• Task to complete
Without changing a character, return the entries, but not the images they hold.

• Exercise input
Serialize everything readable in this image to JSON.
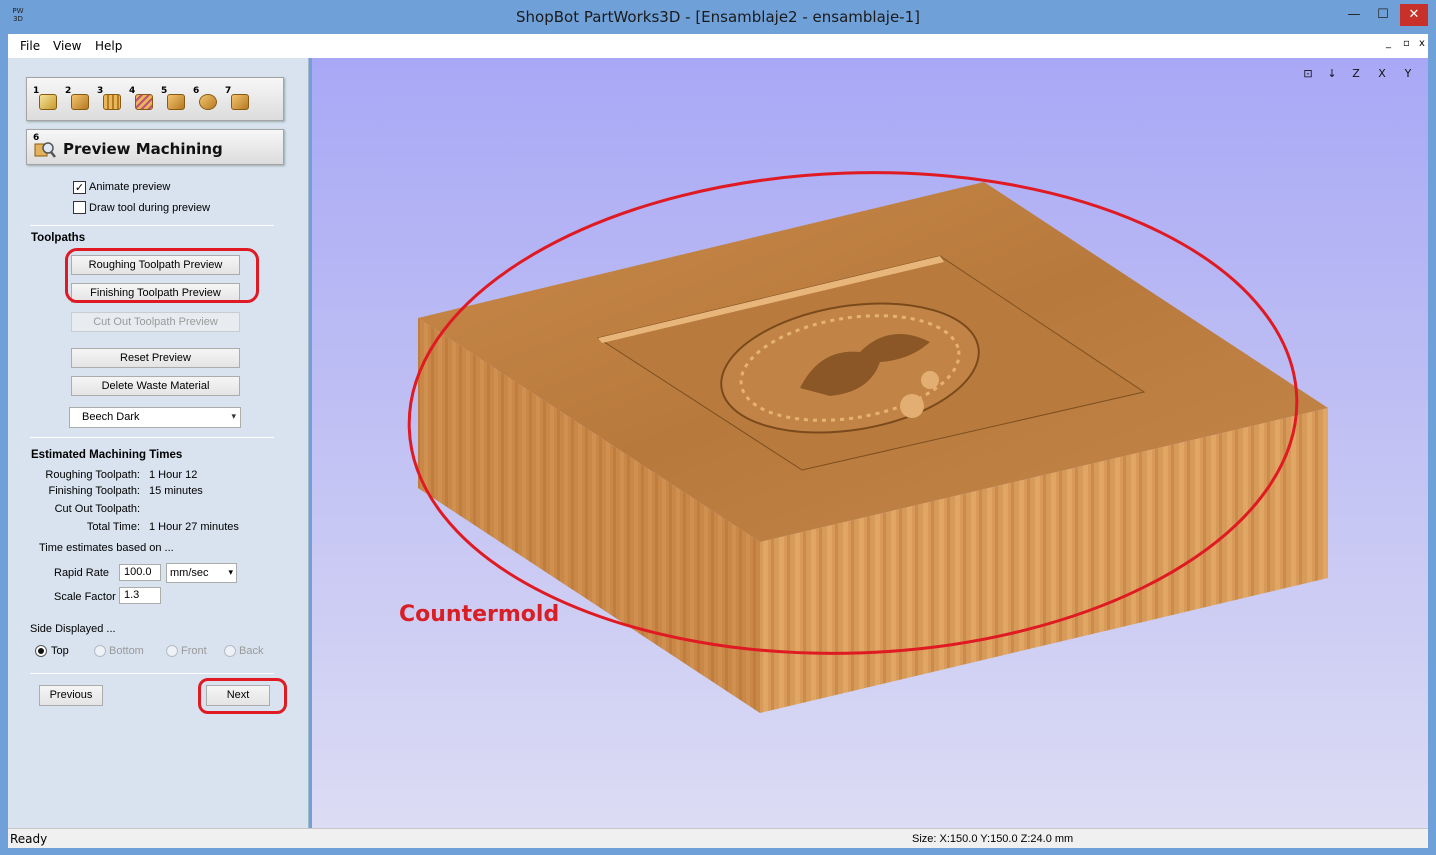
{
  "window": {
    "app_icon_text": "PW 3D",
    "title": "ShopBot PartWorks3D - [Ensamblaje2 - ensamblaje-1]",
    "minimize": "—",
    "maximize": "☐",
    "close": "✕"
  },
  "menu": {
    "items": [
      "File",
      "View",
      "Help"
    ],
    "mdi_controls": [
      "_",
      "▫",
      "x"
    ]
  },
  "toolbar": {
    "steps": [
      "1",
      "2",
      "3",
      "4",
      "5",
      "6",
      "7"
    ]
  },
  "panel": {
    "header_title": "Preview Machining",
    "header_step": "6",
    "animate_preview": {
      "label": "Animate preview",
      "checked": true,
      "mark": "✓"
    },
    "draw_tool": {
      "label": "Draw tool during preview",
      "checked": false
    },
    "toolpaths_heading": "Toolpaths",
    "roughing_button": "Roughing Toolpath Preview",
    "finishing_button": "Finishing Toolpath Preview",
    "cutout_button": "Cut Out Toolpath Preview",
    "reset_button": "Reset Preview",
    "delete_waste_button": "Delete Waste Material",
    "material_select": "Beech Dark",
    "times_heading": "Estimated Machining Times",
    "times": [
      {
        "label": "Roughing Toolpath:",
        "value": "1 Hour 12"
      },
      {
        "label": "Finishing Toolpath:",
        "value": "15 minutes"
      },
      {
        "label": "Cut Out Toolpath:",
        "value": ""
      },
      {
        "label": "Total Time:",
        "value": "1 Hour 27 minutes"
      }
    ],
    "time_based_on": "Time estimates based on ...",
    "rapid_rate_label": "Rapid Rate",
    "rapid_rate_value": "100.0",
    "rapid_rate_unit": "mm/sec",
    "scale_factor_label": "Scale Factor",
    "scale_factor_value": "1.3",
    "side_heading": "Side Displayed ...",
    "sides": [
      {
        "label": "Top",
        "selected": true,
        "enabled": true
      },
      {
        "label": "Bottom",
        "selected": false,
        "enabled": false
      },
      {
        "label": "Front",
        "selected": false,
        "enabled": false
      },
      {
        "label": "Back",
        "selected": false,
        "enabled": false
      }
    ],
    "previous_button": "Previous",
    "next_button": "Next"
  },
  "viewport": {
    "annotation": "Countermold",
    "view_tools": [
      "iso-view-icon",
      "axis-view-icon",
      "z-view-icon",
      "x-view-icon",
      "y-view-icon"
    ],
    "view_tool_labels": [
      "⊡",
      "↓",
      "Z",
      "X",
      "Y"
    ],
    "accent_red": "#e01a22"
  },
  "status": {
    "left": "Ready",
    "size": "Size: X:150.0 Y:150.0 Z:24.0 mm"
  }
}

• Exercise response
Serialize everything readable in this image to JSON.
{
  "window": {
    "app_icon_text": "PW 3D",
    "title": "ShopBot PartWorks3D - [Ensamblaje2 - ensamblaje-1]",
    "minimize": "—",
    "maximize": "☐",
    "close": "✕"
  },
  "menu": {
    "items": [
      "File",
      "View",
      "Help"
    ],
    "mdi_controls": [
      "_",
      "▫",
      "x"
    ]
  },
  "toolbar": {
    "steps": [
      "1",
      "2",
      "3",
      "4",
      "5",
      "6",
      "7"
    ]
  },
  "panel": {
    "header_title": "Preview Machining",
    "header_step": "6",
    "animate_preview": {
      "label": "Animate preview",
      "checked": true,
      "mark": "✓"
    },
    "draw_tool": {
      "label": "Draw tool during preview",
      "checked": false
    },
    "toolpaths_heading": "Toolpaths",
    "roughing_button": "Roughing Toolpath Preview",
    "finishing_button": "Finishing Toolpath Preview",
    "cutout_button": "Cut Out Toolpath Preview",
    "reset_button": "Reset Preview",
    "delete_waste_button": "Delete Waste Material",
    "material_select": "Beech Dark",
    "times_heading": "Estimated Machining Times",
    "times": [
      {
        "label": "Roughing Toolpath:",
        "value": "1 Hour 12"
      },
      {
        "label": "Finishing Toolpath:",
        "value": "15 minutes"
      },
      {
        "label": "Cut Out Toolpath:",
        "value": ""
      },
      {
        "label": "Total Time:",
        "value": "1 Hour 27 minutes"
      }
    ],
    "time_based_on": "Time estimates based on ...",
    "rapid_rate_label": "Rapid Rate",
    "rapid_rate_value": "100.0",
    "rapid_rate_unit": "mm/sec",
    "scale_factor_label": "Scale Factor",
    "scale_factor_value": "1.3",
    "side_heading": "Side Displayed ...",
    "sides": [
      {
        "label": "Top",
        "selected": true,
        "enabled": true
      },
      {
        "label": "Bottom",
        "selected": false,
        "enabled": false
      },
      {
        "label": "Front",
        "selected": false,
        "enabled": false
      },
      {
        "label": "Back",
        "selected": false,
        "enabled": false
      }
    ],
    "previous_button": "Previous",
    "next_button": "Next"
  },
  "viewport": {
    "annotation": "Countermold",
    "view_tools": [
      "iso-view-icon",
      "axis-view-icon",
      "z-view-icon",
      "x-view-icon",
      "y-view-icon"
    ],
    "view_tool_labels": [
      "⊡",
      "↓",
      "Z",
      "X",
      "Y"
    ],
    "accent_red": "#e01a22"
  },
  "status": {
    "left": "Ready",
    "size": "Size: X:150.0 Y:150.0 Z:24.0 mm"
  }
}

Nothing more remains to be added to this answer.